Work required -> Return the entries in their entirety, precisely as given.

(Excerpts from an interface dataset)
------------------------------------------------

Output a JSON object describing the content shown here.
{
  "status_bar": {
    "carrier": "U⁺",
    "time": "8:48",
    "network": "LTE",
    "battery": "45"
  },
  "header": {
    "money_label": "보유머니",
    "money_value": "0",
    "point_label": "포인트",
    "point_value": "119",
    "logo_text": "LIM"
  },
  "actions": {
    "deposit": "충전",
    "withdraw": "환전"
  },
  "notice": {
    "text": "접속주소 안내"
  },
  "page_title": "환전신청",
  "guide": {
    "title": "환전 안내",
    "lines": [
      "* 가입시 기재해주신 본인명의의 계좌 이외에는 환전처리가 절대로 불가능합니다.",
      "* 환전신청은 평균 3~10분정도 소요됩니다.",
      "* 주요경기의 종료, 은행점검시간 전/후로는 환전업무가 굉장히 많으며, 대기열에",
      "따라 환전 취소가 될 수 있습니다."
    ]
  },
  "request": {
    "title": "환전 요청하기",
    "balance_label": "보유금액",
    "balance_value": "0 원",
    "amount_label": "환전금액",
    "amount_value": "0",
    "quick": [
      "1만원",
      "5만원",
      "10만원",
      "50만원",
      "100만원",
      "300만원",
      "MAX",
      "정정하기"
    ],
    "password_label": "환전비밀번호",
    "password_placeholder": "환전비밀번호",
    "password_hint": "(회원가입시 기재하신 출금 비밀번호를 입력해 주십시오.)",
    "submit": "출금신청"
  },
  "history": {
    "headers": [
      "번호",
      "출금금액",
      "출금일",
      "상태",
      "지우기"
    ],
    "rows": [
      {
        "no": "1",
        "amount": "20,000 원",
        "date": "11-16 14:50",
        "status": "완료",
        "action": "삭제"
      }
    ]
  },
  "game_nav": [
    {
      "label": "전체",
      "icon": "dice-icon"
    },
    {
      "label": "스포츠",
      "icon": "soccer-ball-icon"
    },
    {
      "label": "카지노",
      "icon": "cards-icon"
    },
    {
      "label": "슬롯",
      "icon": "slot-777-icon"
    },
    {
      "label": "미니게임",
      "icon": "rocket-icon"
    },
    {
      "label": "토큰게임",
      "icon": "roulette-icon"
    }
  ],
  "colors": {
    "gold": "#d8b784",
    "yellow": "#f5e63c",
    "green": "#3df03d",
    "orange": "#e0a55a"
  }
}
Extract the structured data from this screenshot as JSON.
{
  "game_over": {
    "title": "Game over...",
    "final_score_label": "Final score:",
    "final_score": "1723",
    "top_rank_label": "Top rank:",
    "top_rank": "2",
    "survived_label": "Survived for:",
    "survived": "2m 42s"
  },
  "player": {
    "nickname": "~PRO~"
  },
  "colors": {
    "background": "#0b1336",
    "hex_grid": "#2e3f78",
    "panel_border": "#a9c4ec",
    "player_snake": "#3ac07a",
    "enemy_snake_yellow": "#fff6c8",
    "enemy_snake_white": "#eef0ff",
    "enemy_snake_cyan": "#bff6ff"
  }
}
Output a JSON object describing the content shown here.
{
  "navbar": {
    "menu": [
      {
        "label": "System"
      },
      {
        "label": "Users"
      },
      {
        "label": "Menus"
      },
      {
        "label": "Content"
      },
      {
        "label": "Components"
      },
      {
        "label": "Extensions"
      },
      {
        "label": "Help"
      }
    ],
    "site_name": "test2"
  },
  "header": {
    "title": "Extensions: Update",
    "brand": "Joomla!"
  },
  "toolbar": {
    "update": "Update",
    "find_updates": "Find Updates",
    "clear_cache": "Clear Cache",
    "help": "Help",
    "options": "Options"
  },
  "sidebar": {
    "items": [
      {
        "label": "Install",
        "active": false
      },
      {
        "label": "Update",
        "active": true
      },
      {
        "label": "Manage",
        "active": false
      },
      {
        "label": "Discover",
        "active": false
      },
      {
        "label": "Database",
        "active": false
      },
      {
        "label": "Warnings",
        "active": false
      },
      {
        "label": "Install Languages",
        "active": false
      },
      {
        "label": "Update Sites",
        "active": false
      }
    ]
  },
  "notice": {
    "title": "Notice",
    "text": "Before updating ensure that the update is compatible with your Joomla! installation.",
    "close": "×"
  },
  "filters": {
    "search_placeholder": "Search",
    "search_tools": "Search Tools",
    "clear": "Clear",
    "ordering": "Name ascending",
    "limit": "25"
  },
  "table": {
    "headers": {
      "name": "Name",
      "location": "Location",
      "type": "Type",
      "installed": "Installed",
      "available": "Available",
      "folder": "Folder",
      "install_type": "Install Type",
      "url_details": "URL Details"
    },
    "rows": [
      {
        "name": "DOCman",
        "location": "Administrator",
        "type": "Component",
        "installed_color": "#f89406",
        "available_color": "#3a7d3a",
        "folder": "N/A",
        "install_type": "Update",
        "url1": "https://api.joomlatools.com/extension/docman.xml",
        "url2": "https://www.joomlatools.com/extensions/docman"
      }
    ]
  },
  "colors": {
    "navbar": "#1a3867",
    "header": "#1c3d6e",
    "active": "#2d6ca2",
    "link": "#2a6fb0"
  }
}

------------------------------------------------

Solved exercise ->
Output a JSON object describing the content shown here.
{
  "status_bar": {
    "carrier": "U⁺",
    "time": "8:48",
    "network": "LTE",
    "battery": "45"
  },
  "header": {
    "money_label": "보유머니",
    "money_value": "0",
    "point_label": "포인트",
    "point_value": "119",
    "logo_text": "LIM"
  },
  "actions": {
    "deposit": "충전",
    "withdraw": "환전"
  },
  "notice": {
    "text": "접속주소 안내"
  },
  "page_title": "환전신청",
  "guide": {
    "title": "환전 안내",
    "lines": [
      "* 가입시 기재해주신 본인명의의 계좌 이외에는 환전처리가 절대로 불가능합니다.",
      "* 환전신청은 평균 3~10분정도 소요됩니다.",
      "* 주요경기의 종료, 은행점검시간 전/후로는 환전업무가 굉장히 많으며, 대기열에",
      "따라 환전 취소가 될 수 있습니다."
    ]
  },
  "request": {
    "title": "환전 요청하기",
    "balance_label": "보유금액",
    "balance_value": "0 원",
    "amount_label": "환전금액",
    "amount_value": "0",
    "quick": [
      "1만원",
      "5만원",
      "10만원",
      "50만원",
      "100만원",
      "300만원",
      "MAX",
      "정정하기"
    ],
    "password_label": "환전비밀번호",
    "password_placeholder": "환전비밀번호",
    "password_hint": "(회원가입시 기재하신 출금 비밀번호를 입력해 주십시오.)",
    "submit": "출금신청"
  },
  "history": {
    "headers": [
      "번호",
      "출금금액",
      "출금일",
      "상태",
      "지우기"
    ],
    "rows": [
      {
        "no": "1",
        "amount": "20,000 원",
        "date": "11-16 14:50",
        "status": "완료",
        "action": "삭제"
      }
    ]
  },
  "game_nav": [
    {
      "label": "전체",
      "icon": "dice-icon"
    },
    {
      "label": "스포츠",
      "icon": "soccer-ball-icon"
    },
    {
      "label": "카지노",
      "icon": "cards-icon"
    },
    {
      "label": "슬롯",
      "icon": "slot-777-icon"
    },
    {
      "label": "미니게임",
      "icon": "rocket-icon"
    },
    {
      "label": "토큰게임",
      "icon": "roulette-icon"
    }
  ],
  "colors": {
    "gold": "#d8b784",
    "yellow": "#f5e63c",
    "green": "#3df03d",
    "orange": "#e0a55a"
  }
}
Extract the structured data from this screenshot as JSON.
{
  "game_over": {
    "title": "Game over...",
    "final_score_label": "Final score:",
    "final_score": "1723",
    "top_rank_label": "Top rank:",
    "top_rank": "2",
    "survived_label": "Survived for:",
    "survived": "2m 42s"
  },
  "player": {
    "nickname": "~PRO~"
  },
  "colors": {
    "background": "#0b1336",
    "hex_grid": "#2e3f78",
    "panel_border": "#a9c4ec",
    "player_snake": "#3ac07a",
    "enemy_snake_yellow": "#fff6c8",
    "enemy_snake_white": "#eef0ff",
    "enemy_snake_cyan": "#bff6ff"
  }
}
Output a JSON object describing the content shown here.
{
  "navbar": {
    "menu": [
      {
        "label": "System"
      },
      {
        "label": "Users"
      },
      {
        "label": "Menus"
      },
      {
        "label": "Content"
      },
      {
        "label": "Components"
      },
      {
        "label": "Extensions"
      },
      {
        "label": "Help"
      }
    ],
    "site_name": "test2"
  },
  "header": {
    "title": "Extensions: Update",
    "brand": "Joomla!"
  },
  "toolbar": {
    "update": "Update",
    "find_updates": "Find Updates",
    "clear_cache": "Clear Cache",
    "help": "Help",
    "options": "Options"
  },
  "sidebar": {
    "items": [
      {
        "label": "Install",
        "active": false
      },
      {
        "label": "Update",
        "active": true
      },
      {
        "label": "Manage",
        "active": false
      },
      {
        "label": "Discover",
        "active": false
      },
      {
        "label": "Database",
        "active": false
      },
      {
        "label": "Warnings",
        "active": false
      },
      {
        "label": "Install Languages",
        "active": false
      },
      {
        "label": "Update Sites",
        "active": false
      }
    ]
  },
  "notice": {
    "title": "Notice",
    "text": "Before updating ensure that the update is compatible with your Joomla! installation.",
    "close": "×"
  },
  "filters": {
    "search_placeholder": "Search",
    "search_tools": "Search Tools",
    "clear": "Clear",
    "ordering": "Name ascending",
    "limit": "25"
  },
  "table": {
    "headers": {
      "name": "Name",
      "location": "Location",
      "type": "Type",
      "installed": "Installed",
      "available": "Available",
      "folder": "Folder",
      "install_type": "Install Type",
      "url_details": "URL Details"
    },
    "rows": [
      {
        "name": "DOCman",
        "location": "Administrator",
        "type": "Component",
        "installed_color": "#f89406",
        "available_color": "#3a7d3a",
        "folder": "N/A",
        "install_type": "Update",
        "url1": "https://api.joomlatools.com/extension/docman.xml",
        "url2": "https://www.joomlatools.com/extensions/docman"
      }
    ]
  },
  "colors": {
    "navbar": "#1a3867",
    "header": "#1c3d6e",
    "active": "#2d6ca2",
    "link": "#2a6fb0"
  }
}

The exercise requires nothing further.